WHAT IS BEING ASKED: In the material below, tally the lines that include the string "thumb", then write down only the total.

GIVEN RECORDS:
---------------

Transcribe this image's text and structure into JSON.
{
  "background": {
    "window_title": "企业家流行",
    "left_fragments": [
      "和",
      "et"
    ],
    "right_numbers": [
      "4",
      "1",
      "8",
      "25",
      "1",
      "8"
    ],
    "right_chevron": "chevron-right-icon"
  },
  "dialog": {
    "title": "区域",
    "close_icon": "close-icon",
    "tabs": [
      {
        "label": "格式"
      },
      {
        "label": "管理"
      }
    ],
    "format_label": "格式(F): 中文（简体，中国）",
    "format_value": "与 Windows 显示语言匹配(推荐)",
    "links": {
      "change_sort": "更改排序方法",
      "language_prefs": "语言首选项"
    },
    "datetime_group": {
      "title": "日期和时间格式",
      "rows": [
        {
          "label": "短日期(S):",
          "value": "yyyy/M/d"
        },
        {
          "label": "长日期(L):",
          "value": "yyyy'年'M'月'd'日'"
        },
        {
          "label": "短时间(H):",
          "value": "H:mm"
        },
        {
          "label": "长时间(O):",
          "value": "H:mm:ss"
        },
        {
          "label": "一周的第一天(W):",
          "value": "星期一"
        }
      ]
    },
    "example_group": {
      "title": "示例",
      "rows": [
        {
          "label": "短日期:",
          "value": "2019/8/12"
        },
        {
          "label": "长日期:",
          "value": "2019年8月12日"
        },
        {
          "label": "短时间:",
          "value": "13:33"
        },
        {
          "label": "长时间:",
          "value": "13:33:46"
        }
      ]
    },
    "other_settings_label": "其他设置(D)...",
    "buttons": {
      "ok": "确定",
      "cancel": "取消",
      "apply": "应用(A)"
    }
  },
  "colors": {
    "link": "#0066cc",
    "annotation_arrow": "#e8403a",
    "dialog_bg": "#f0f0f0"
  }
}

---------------

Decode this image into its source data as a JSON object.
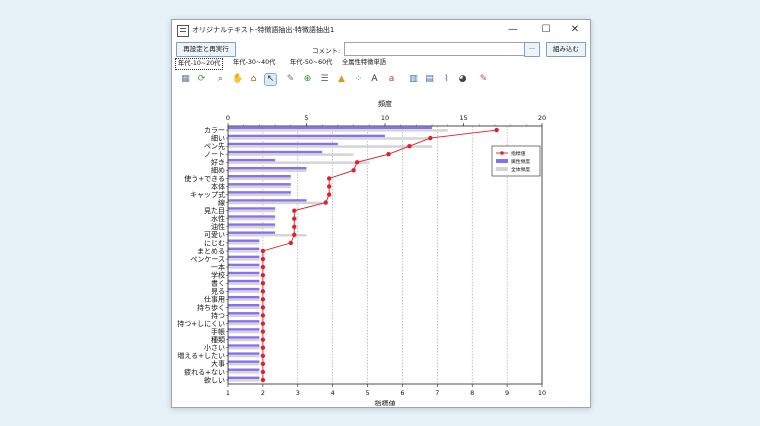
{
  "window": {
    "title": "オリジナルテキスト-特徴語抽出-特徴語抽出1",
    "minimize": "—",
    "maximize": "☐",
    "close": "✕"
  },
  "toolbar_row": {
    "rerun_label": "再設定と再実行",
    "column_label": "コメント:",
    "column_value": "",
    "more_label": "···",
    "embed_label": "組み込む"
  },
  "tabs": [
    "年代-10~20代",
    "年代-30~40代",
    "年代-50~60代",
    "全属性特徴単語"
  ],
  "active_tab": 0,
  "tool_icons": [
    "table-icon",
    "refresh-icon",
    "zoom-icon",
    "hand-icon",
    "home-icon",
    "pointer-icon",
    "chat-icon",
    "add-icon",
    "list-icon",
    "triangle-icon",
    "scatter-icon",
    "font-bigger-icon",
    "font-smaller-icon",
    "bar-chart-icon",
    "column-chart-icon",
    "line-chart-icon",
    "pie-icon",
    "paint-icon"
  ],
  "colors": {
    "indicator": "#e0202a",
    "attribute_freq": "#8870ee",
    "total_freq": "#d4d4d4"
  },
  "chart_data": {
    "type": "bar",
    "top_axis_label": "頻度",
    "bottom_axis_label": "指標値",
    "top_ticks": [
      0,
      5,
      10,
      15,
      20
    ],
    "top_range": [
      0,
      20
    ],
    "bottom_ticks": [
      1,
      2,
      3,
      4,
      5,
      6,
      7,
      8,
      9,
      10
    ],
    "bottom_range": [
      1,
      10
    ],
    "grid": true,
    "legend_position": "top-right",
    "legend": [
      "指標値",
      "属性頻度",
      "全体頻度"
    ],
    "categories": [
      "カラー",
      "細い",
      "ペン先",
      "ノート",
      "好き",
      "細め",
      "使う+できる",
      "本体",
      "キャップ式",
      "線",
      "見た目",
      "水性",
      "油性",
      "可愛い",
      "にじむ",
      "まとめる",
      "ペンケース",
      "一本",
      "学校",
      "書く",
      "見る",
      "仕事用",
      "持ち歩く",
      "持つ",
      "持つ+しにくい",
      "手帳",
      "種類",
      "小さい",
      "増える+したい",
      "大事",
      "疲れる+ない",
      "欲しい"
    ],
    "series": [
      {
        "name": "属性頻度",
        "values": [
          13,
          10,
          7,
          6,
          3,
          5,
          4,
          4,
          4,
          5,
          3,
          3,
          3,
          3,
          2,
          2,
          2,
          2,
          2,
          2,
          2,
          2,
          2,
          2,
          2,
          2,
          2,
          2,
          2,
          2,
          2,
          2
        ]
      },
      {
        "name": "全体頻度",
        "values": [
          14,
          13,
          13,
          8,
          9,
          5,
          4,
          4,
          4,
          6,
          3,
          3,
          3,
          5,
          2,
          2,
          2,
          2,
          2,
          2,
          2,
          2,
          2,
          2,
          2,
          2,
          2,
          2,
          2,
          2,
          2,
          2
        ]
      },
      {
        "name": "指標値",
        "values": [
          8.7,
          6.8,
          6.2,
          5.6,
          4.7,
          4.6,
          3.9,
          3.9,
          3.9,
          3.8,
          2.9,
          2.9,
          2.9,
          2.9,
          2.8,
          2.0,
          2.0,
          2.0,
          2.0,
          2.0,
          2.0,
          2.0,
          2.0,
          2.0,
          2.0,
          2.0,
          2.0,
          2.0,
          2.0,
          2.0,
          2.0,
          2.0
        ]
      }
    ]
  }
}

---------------

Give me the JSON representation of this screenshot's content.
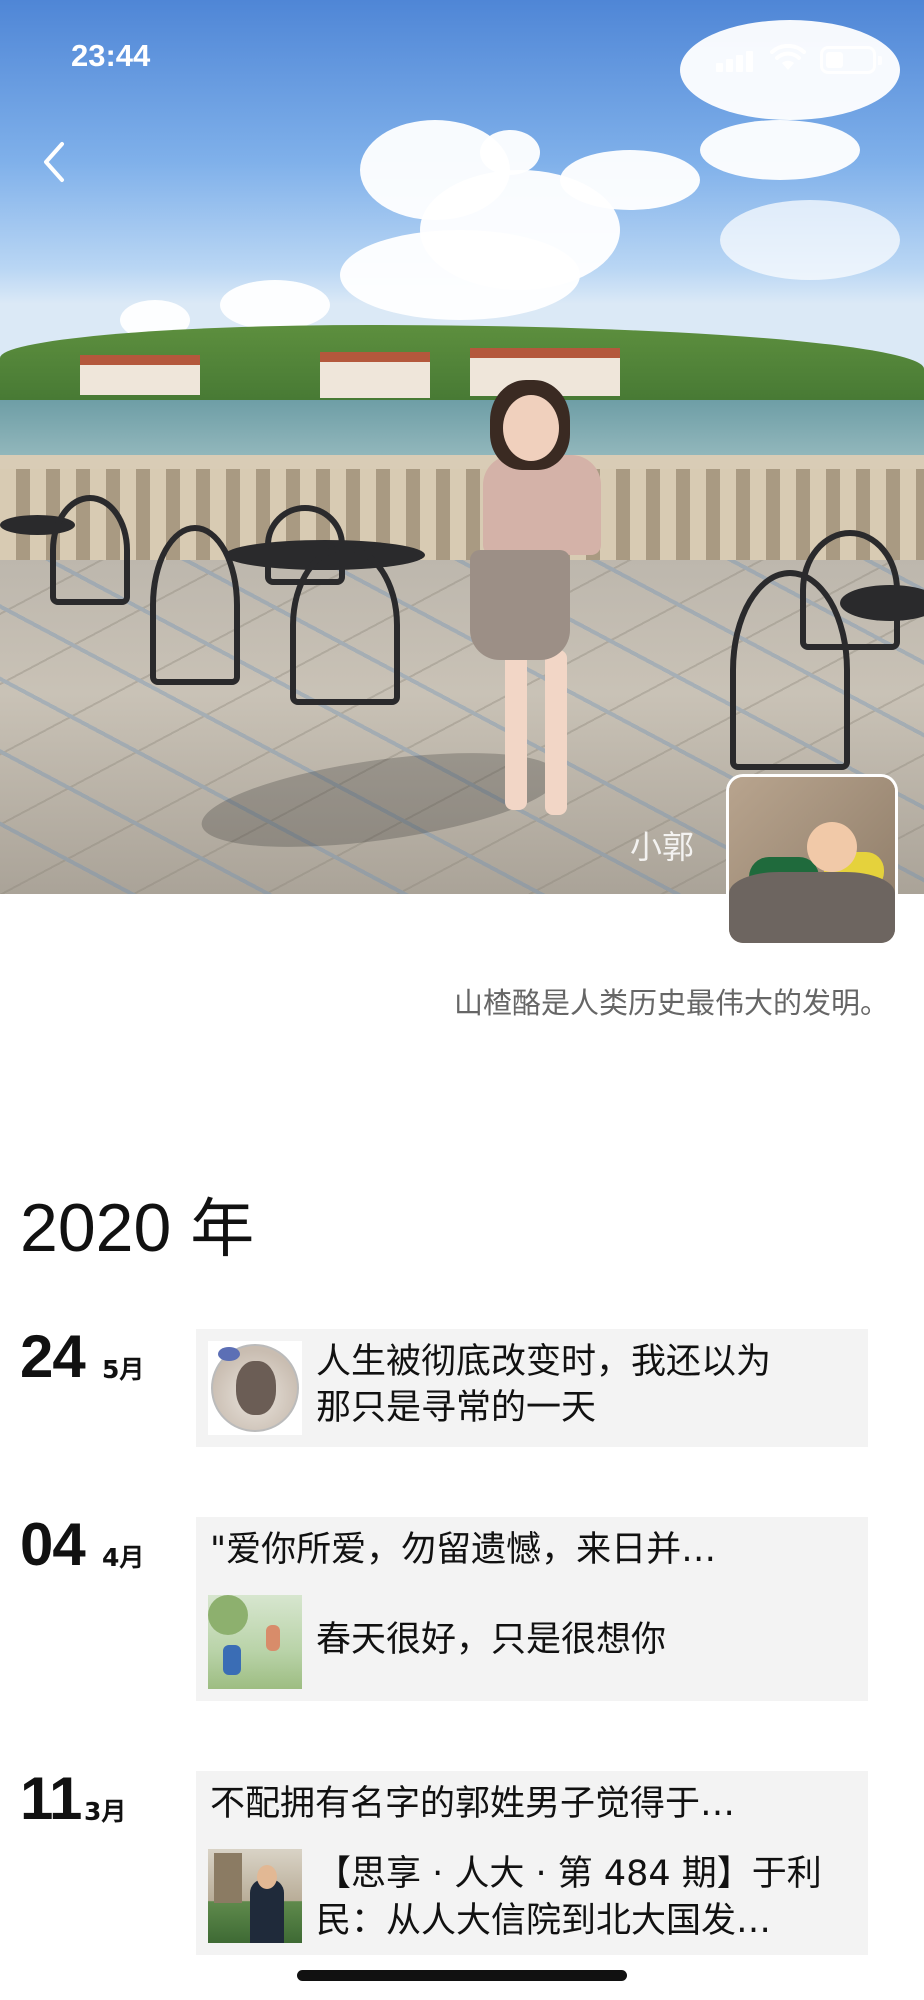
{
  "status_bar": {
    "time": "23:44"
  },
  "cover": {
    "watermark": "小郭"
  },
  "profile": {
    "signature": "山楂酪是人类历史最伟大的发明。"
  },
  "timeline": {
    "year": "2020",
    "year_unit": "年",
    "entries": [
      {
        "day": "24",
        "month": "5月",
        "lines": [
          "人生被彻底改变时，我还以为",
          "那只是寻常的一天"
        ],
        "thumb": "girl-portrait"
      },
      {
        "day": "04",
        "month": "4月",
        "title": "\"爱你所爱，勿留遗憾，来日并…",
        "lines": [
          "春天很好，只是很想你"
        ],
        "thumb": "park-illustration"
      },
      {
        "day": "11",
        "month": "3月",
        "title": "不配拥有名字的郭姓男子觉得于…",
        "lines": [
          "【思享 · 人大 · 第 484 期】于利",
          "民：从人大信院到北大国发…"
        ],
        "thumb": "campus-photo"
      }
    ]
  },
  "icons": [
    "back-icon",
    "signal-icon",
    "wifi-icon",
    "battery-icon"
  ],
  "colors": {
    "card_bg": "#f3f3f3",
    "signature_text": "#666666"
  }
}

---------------

SOLVED PROBLEM: 3